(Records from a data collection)
++++++

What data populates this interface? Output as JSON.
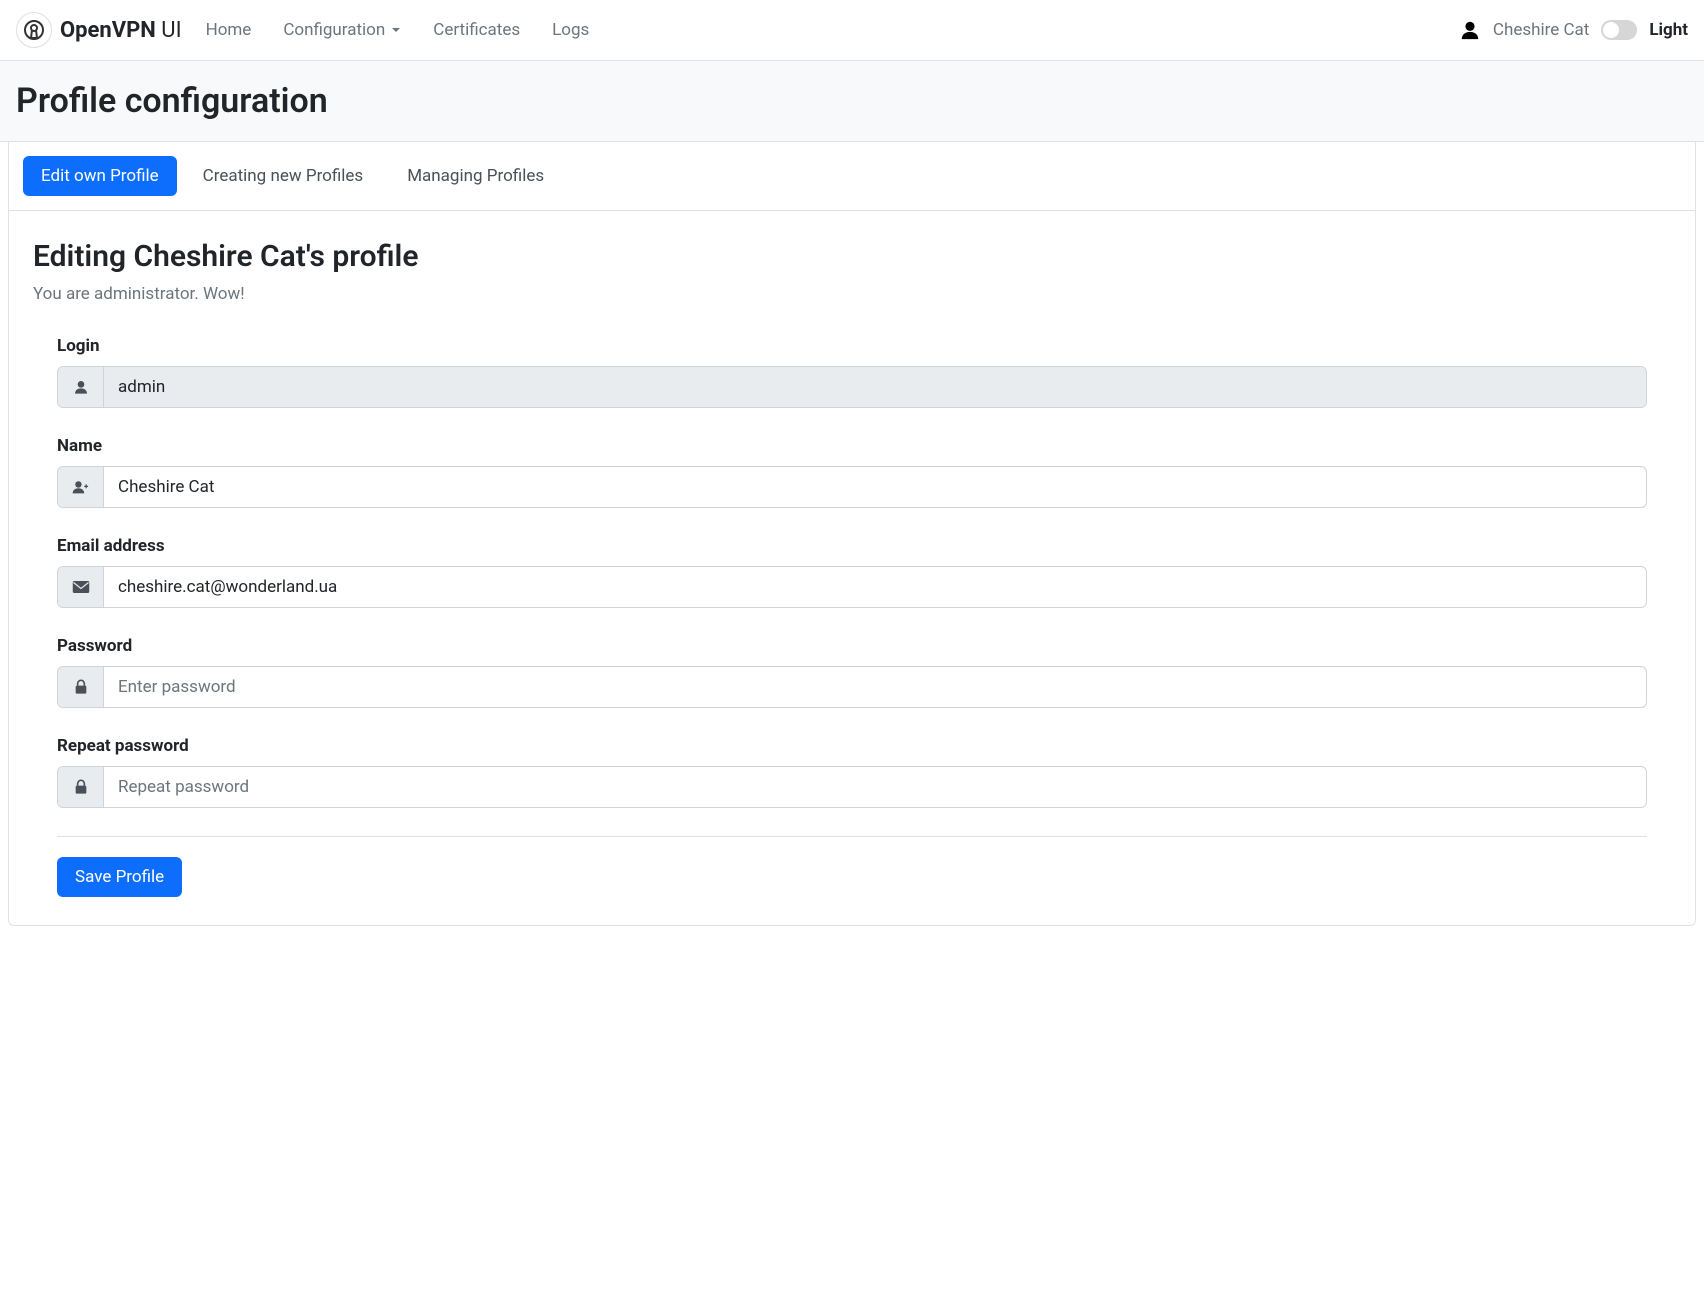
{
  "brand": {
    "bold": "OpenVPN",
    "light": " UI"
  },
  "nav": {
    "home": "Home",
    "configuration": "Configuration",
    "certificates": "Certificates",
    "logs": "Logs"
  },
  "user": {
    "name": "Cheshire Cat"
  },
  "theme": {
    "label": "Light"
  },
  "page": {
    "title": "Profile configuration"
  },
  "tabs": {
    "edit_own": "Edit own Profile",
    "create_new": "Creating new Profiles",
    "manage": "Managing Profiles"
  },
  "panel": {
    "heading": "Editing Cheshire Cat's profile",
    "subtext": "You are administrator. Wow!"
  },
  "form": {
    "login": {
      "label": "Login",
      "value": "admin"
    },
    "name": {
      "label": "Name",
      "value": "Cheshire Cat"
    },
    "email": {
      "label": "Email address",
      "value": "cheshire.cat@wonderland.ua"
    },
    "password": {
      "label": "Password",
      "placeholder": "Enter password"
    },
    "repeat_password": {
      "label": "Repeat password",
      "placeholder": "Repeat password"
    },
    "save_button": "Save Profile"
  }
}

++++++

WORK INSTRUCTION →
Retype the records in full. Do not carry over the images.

RESULT OF THE EXERCISE →
What data populates this interface? Output as JSON.
{
  "brand": {
    "bold": "OpenVPN",
    "light": " UI"
  },
  "nav": {
    "home": "Home",
    "configuration": "Configuration",
    "certificates": "Certificates",
    "logs": "Logs"
  },
  "user": {
    "name": "Cheshire Cat"
  },
  "theme": {
    "label": "Light"
  },
  "page": {
    "title": "Profile configuration"
  },
  "tabs": {
    "edit_own": "Edit own Profile",
    "create_new": "Creating new Profiles",
    "manage": "Managing Profiles"
  },
  "panel": {
    "heading": "Editing Cheshire Cat's profile",
    "subtext": "You are administrator. Wow!"
  },
  "form": {
    "login": {
      "label": "Login",
      "value": "admin"
    },
    "name": {
      "label": "Name",
      "value": "Cheshire Cat"
    },
    "email": {
      "label": "Email address",
      "value": "cheshire.cat@wonderland.ua"
    },
    "password": {
      "label": "Password",
      "placeholder": "Enter password"
    },
    "repeat_password": {
      "label": "Repeat password",
      "placeholder": "Repeat password"
    },
    "save_button": "Save Profile"
  }
}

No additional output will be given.